Rarely would you use any of those components. Most people these days would use Swing components (JFrame, JWindow, JPanel).

General rule is an application would have a single JFrame. If you need child windows to gather information or display properties of your application then you use modal JDialogs. A JFrame appears on the task bar, a JDialog doesn't. Rarely would you use a JWindow. One case would be when you don't want to display borders and you don't need any input from the user (like a splash screen), just a "Close" button.

I suggest you take a look at the Swing tutorial for the basics.
Stephan van Hulst
Bartender

Joined: Sep 20, 2010
Posts: 3646
    
  16

Let's not forget you can use Windows for full screen rendering.
Ronald Vermeij
Ranch Hand

Joined: Sep 05, 2009
Posts: 37
Rob Camick wrote:Rarely would you use any of those components. Most people these days would use Swing components (JFrame, JWindow, JPanel).
General rule is an application would have a single JFrame. If you need child windows to gather information or display properties of your application then you use modal JDialogs. A JFrame appears on the task bar, a JDialog doesn't.
Hello Rob,
I've started with the AWT toolkit, just to get my Java-GUI Basics covered and trying to understand how everything interlock with eachother like buttons+evenlisteners, choice+ItemstateChangers etc...


Rarely would you use a JWindow. One case would be when you don't want to display borders and you don't need any input from the user (like a splash screen), just a "Close" button.
So when I want a fullscreen, borderless gui, i choose a (J)window?


I suggest you take a look at the Swing tutorial for the basics.
Thanks for this link Rob...

Stephan van Hulst
Bartender

Joined: Sep 20, 2010
Posts: 3646
    
  16

Yes, you can use a (J)Window for those purposes.

I would highly recommend going straight to Swing, and checking out the tutorial Rob gave you. Swing is very much alike AWT, so after you've learned Swing, you'll understand most of AWT as well.

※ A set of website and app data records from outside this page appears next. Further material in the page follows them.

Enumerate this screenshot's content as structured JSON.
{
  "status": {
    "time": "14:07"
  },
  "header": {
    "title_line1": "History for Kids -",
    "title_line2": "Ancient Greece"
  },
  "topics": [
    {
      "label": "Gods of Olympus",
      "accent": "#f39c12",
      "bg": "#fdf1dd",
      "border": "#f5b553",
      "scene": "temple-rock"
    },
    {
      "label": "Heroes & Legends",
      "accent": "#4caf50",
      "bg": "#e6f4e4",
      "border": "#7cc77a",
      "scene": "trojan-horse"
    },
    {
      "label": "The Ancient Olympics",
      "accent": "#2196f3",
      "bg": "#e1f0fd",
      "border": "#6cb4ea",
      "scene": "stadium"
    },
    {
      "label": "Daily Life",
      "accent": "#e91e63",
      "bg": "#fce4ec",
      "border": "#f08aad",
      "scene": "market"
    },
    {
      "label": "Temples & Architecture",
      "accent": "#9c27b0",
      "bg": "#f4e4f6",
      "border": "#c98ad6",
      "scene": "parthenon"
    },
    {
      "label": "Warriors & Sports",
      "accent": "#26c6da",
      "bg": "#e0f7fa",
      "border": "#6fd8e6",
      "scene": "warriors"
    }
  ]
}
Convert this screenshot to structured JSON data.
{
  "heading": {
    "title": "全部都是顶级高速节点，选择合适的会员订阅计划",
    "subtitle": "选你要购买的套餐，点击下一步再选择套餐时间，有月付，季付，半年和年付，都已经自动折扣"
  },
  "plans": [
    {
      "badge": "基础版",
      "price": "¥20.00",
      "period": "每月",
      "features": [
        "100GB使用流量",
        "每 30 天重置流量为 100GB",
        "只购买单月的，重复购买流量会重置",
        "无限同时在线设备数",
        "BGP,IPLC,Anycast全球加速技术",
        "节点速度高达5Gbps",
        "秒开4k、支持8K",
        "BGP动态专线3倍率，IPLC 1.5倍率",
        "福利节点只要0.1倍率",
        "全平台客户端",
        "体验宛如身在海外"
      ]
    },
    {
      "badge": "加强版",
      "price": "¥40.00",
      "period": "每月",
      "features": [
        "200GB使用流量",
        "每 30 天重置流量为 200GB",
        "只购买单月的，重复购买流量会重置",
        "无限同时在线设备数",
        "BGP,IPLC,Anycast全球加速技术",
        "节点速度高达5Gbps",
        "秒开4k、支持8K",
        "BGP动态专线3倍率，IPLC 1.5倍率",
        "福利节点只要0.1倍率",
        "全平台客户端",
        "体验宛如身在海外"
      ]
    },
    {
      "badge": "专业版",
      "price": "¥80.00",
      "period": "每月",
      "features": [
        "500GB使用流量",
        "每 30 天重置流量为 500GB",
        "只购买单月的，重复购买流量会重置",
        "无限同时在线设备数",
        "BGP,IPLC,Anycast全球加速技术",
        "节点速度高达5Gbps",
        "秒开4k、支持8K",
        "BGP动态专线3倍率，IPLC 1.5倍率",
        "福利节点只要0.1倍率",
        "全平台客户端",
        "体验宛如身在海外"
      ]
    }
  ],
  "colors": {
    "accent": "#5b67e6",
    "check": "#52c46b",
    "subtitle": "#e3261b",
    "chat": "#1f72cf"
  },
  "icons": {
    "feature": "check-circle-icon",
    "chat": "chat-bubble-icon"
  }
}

There's a big difference in the way components are drawn though, for example. Swing makes all of this relatively easy, with its heavy use of so called 'lightweight' components.

Most of Swing's event handling comes straight out of AWT.

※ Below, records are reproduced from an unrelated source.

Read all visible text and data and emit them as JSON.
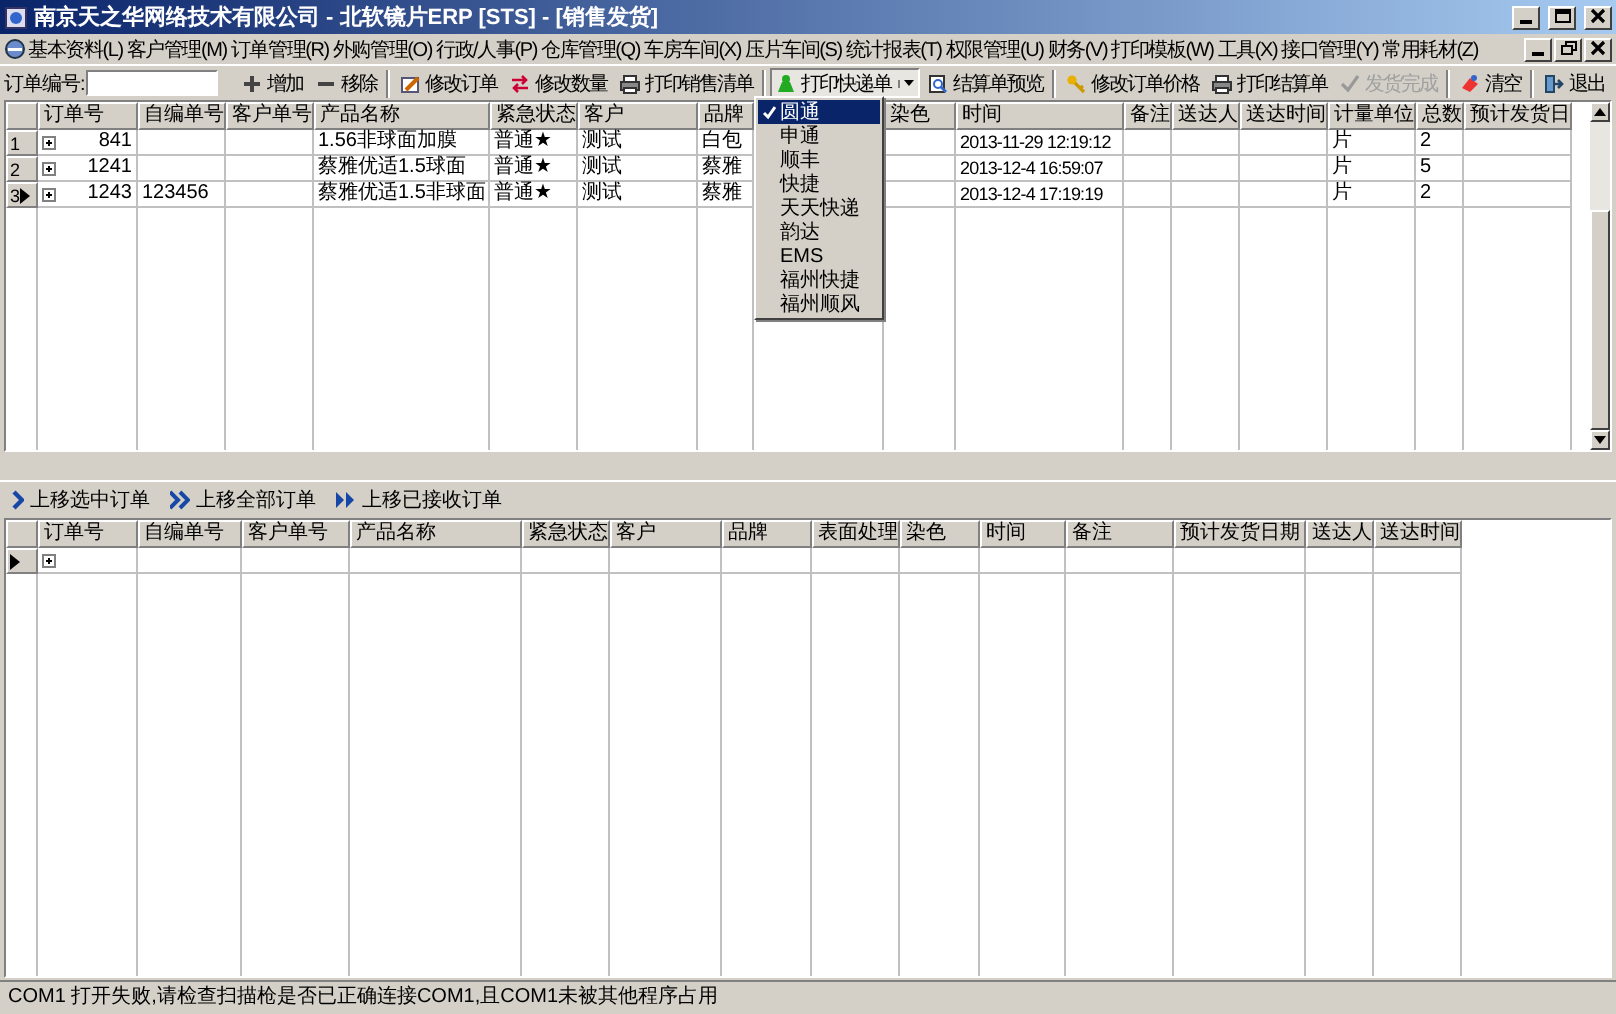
{
  "window": {
    "title": "南京天之华网络技术有限公司 - 北软镜片ERP [STS] - [销售发货]"
  },
  "menu_bar": {
    "items": [
      "基本资料(L)",
      "客户管理(M)",
      "订单管理(R)",
      "外购管理(O)",
      "行政/人事(P)",
      "仓库管理(Q)",
      "车房车间(X)",
      "压片车间(S)",
      "统计报表(T)",
      "权限管理(U)",
      "财务(V)",
      "打印模板(W)",
      "工具(X)",
      "接口管理(Y)",
      "常用耗材(Z)"
    ]
  },
  "toolbar": {
    "order_no_label": "订单编号:",
    "items": [
      {
        "kind": "button",
        "label": "增加",
        "pressed": false,
        "disabled": false
      },
      {
        "kind": "button",
        "label": "移除",
        "pressed": false,
        "disabled": false
      },
      {
        "kind": "separator"
      },
      {
        "kind": "button",
        "label": "修改订单",
        "pressed": false,
        "disabled": false
      },
      {
        "kind": "button",
        "label": "修改数量",
        "pressed": false,
        "disabled": false
      },
      {
        "kind": "button",
        "label": "打印销售清单",
        "pressed": false,
        "disabled": false
      },
      {
        "kind": "separator"
      },
      {
        "kind": "dropdown",
        "label": "打印快递单",
        "pressed": true,
        "disabled": false
      },
      {
        "kind": "button",
        "label": "结算单预览",
        "pressed": false,
        "disabled": false
      },
      {
        "kind": "separator"
      },
      {
        "kind": "button",
        "label": "修改订单价格",
        "pressed": false,
        "disabled": false
      },
      {
        "kind": "button",
        "label": "打印结算单",
        "pressed": false,
        "disabled": false
      },
      {
        "kind": "button",
        "label": "发货完成",
        "pressed": false,
        "disabled": true
      },
      {
        "kind": "separator"
      },
      {
        "kind": "button",
        "label": "清空",
        "pressed": false,
        "disabled": false
      },
      {
        "kind": "separator"
      },
      {
        "kind": "button",
        "label": "退出",
        "pressed": false,
        "disabled": false
      }
    ]
  },
  "express_menu": {
    "items": [
      {
        "label": "圆通",
        "checked": true,
        "selected": true
      },
      {
        "label": "申通",
        "checked": false,
        "selected": false
      },
      {
        "label": "顺丰",
        "checked": false,
        "selected": false
      },
      {
        "label": "快捷",
        "checked": false,
        "selected": false
      },
      {
        "label": "天天快递",
        "checked": false,
        "selected": false
      },
      {
        "label": "韵达",
        "checked": false,
        "selected": false
      },
      {
        "label": "EMS",
        "checked": false,
        "selected": false
      },
      {
        "label": "福州快捷",
        "checked": false,
        "selected": false
      },
      {
        "label": "福州顺风",
        "checked": false,
        "selected": false
      }
    ]
  },
  "upper_grid": {
    "columns": [
      "订单号",
      "自编单号",
      "客户单号",
      "产品名称",
      "紧急状态",
      "客户",
      "品牌",
      "染色",
      "时间",
      "备注",
      "送达人",
      "送达时间",
      "计量单位",
      "总数",
      "预计发货日"
    ],
    "rows": [
      {
        "number": "1",
        "current": false,
        "cells": [
          "841",
          null,
          null,
          "1.56非球面加膜",
          "普通★",
          "测试",
          "白包",
          null,
          "2013-11-29 12:19:12",
          null,
          null,
          null,
          "片",
          "2",
          null
        ]
      },
      {
        "number": "2",
        "current": false,
        "cells": [
          "1241",
          null,
          null,
          "蔡雅优适1.5球面",
          "普通★",
          "测试",
          "蔡雅",
          null,
          "2013-12-4 16:59:07",
          null,
          null,
          null,
          "片",
          "5",
          null
        ]
      },
      {
        "number": "3",
        "current": true,
        "cells": [
          "1243",
          "123456",
          null,
          "蔡雅优适1.5非球面",
          "普通★",
          "测试",
          "蔡雅",
          null,
          "2013-12-4 17:19:19",
          null,
          null,
          null,
          "片",
          "2",
          null
        ]
      }
    ]
  },
  "lower_toolbar": {
    "buttons": [
      "上移选中订单",
      "上移全部订单",
      "上移已接收订单"
    ]
  },
  "lower_grid": {
    "columns": [
      "订单号",
      "自编单号",
      "客户单号",
      "产品名称",
      "紧急状态",
      "客户",
      "品牌",
      "表面处理",
      "染色",
      "时间",
      "备注",
      "预计发货日期",
      "送达人",
      "送达时间"
    ],
    "rows": [
      {
        "current": true
      }
    ]
  },
  "status_bar": {
    "text": "COM1 打开失败,请检查扫描枪是否已正确连接COM1,且COM1未被其他程序占用"
  }
}
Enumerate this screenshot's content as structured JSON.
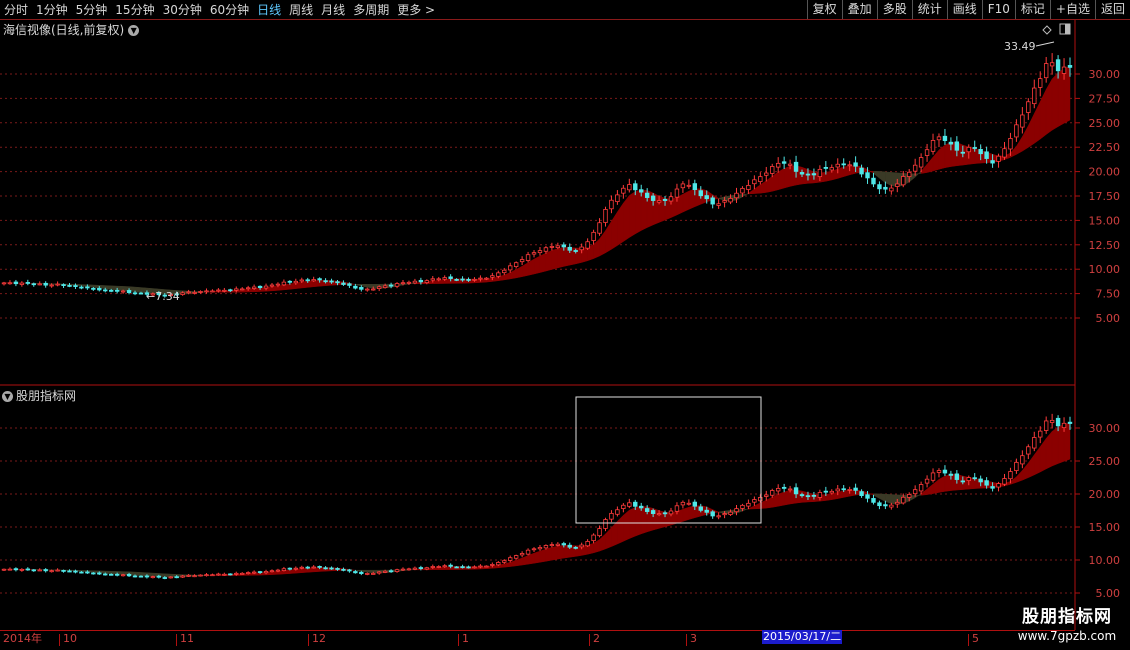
{
  "toolbar": {
    "periods": [
      "分时",
      "1分钟",
      "5分钟",
      "15分钟",
      "30分钟",
      "60分钟",
      "日线",
      "周线",
      "月线",
      "多周期",
      "更多 >"
    ],
    "active_period": "日线",
    "buttons": [
      "复权",
      "叠加",
      "多股",
      "统计",
      "画线",
      "F10",
      "标记",
      "+自选",
      "返回"
    ]
  },
  "main_panel": {
    "title": "海信视像(日线,前复权)",
    "high_label": "33.49",
    "low_label": "←7.34",
    "y_ticks": [
      "30.00",
      "27.50",
      "25.00",
      "22.50",
      "20.00",
      "17.50",
      "15.00",
      "12.50",
      "10.00",
      "7.50",
      "5.00"
    ]
  },
  "indicator_panel": {
    "title": "股朋指标网",
    "y_ticks": [
      "30.00",
      "25.00",
      "20.00",
      "15.00",
      "10.00",
      "5.00"
    ]
  },
  "date_axis": {
    "labels": [
      "2014年",
      "10",
      "11",
      "12",
      "1",
      "2",
      "3",
      "5"
    ],
    "cursor_date": "2015/03/17/二"
  },
  "watermark": {
    "line1": "股朋指标网",
    "line2": "www.7gpzb.com"
  },
  "colors": {
    "up": "#ff3b3b",
    "down": "#4fe8e8",
    "ribbon_bull": "#8b0000",
    "ribbon_bear": "#3a3a26",
    "axis": "#b01010",
    "grid": "#7a1a1a"
  },
  "chart_data": {
    "type": "candlestick",
    "ylim_main": [
      5,
      33.49
    ],
    "ylim_indicator": [
      5,
      33.49
    ],
    "close_series": [
      8.6,
      8.6,
      8.5,
      8.5,
      8.4,
      8.4,
      8.3,
      8.2,
      8.0,
      7.9,
      7.8,
      7.7,
      7.6,
      7.5,
      7.4,
      7.34,
      7.5,
      7.6,
      7.7,
      7.8,
      7.8,
      7.9,
      8.0,
      8.1,
      8.2,
      8.4,
      8.6,
      8.8,
      8.9,
      8.9,
      8.8,
      8.6,
      8.3,
      8.0,
      7.9,
      8.2,
      8.4,
      8.6,
      8.7,
      8.8,
      9.0,
      9.1,
      9.0,
      8.9,
      9.0,
      9.2,
      9.6,
      10.3,
      11.0,
      11.6,
      12.0,
      12.5,
      12.2,
      11.8,
      12.6,
      14.0,
      16.5,
      17.8,
      18.6,
      18.0,
      17.2,
      16.8,
      17.5,
      18.9,
      18.2,
      17.4,
      16.6,
      16.9,
      17.8,
      18.6,
      19.2,
      20.2,
      21.0,
      20.6,
      19.8,
      19.6,
      20.2,
      20.6,
      20.8,
      20.5,
      19.6,
      18.4,
      18.0,
      18.9,
      19.9,
      21.0,
      23.0,
      23.6,
      22.6,
      22.0,
      22.6,
      21.4,
      21.0,
      22.4,
      24.6,
      27.0,
      29.0,
      31.5,
      30.5,
      30.6
    ]
  }
}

After you're familiar with working with Swing, and making decent GUI applications with it, would I go back and find out how AWT works exactly, and how Swing builds on top of it. It's easier to understand if you have already worked with making GUIs.
Ronald Vermeij
Ranch Hand

Joined: Sep 05, 2009
Posts: 37
Stephan van Hulst wrote:Yes, you can use a (J)Window for those purposes.

I would highly recommend going straight to Swing, and checking out the tutorial Rob gave you. Swing is very much alike AWT, so after you've learned Swing, you'll understand most of AWT as well.

There's a big difference in the way components are drawn though, for example. Swing makes all of this relatively easy, with its heavy use of so called 'lightweight' components.

Most of Swing's event handling comes straight out of AWT.

After you're familiar with working with Swing, and making decent GUI applications with it, would I go back and find out how AWT works exactly, and how Swing builds on top of it. It's easier to understand if you have already worked with making GUIs.


Thanks Stephan:
I've already started sniffing around in the Swing Tutorial that Rob gave me yesterday. Another reason why I started with AWT-GUI-Building is that I am learning Java from my first original book i've bought some 13 years ago - "Sunsoft Java WorkShop in 21 days" (and never finished it back then :-( ) and a recently purchased 2nd hand copy of "The Complete Java training Course" by Deitel and Deitel. Those beautiful books are filled with AWT only knowledge.

Beside that, I have surfed and found a lot of Swing tutorials only, which I now will use to expand my java-gui-builders knowledge.
Stephan van Hulst
Bartender

Joined: Sep 20, 2010
Posts: 3646
    
  16

Good luck!
Ronald Vermeij
Ranch Hand

Joined: Sep 05, 2009
Posts: 37
Stephan van Hulst wrote:Good luck!

Thanks Stephan
Manny Ruiz
Ranch Hand

Joined: Dec 01, 2010
Posts: 40
nm
 
I agree. Here's the link: http://aspose.com/file-tools
 
subject: Java GUI - AWT (Window, Panel, Frame) When do you use what?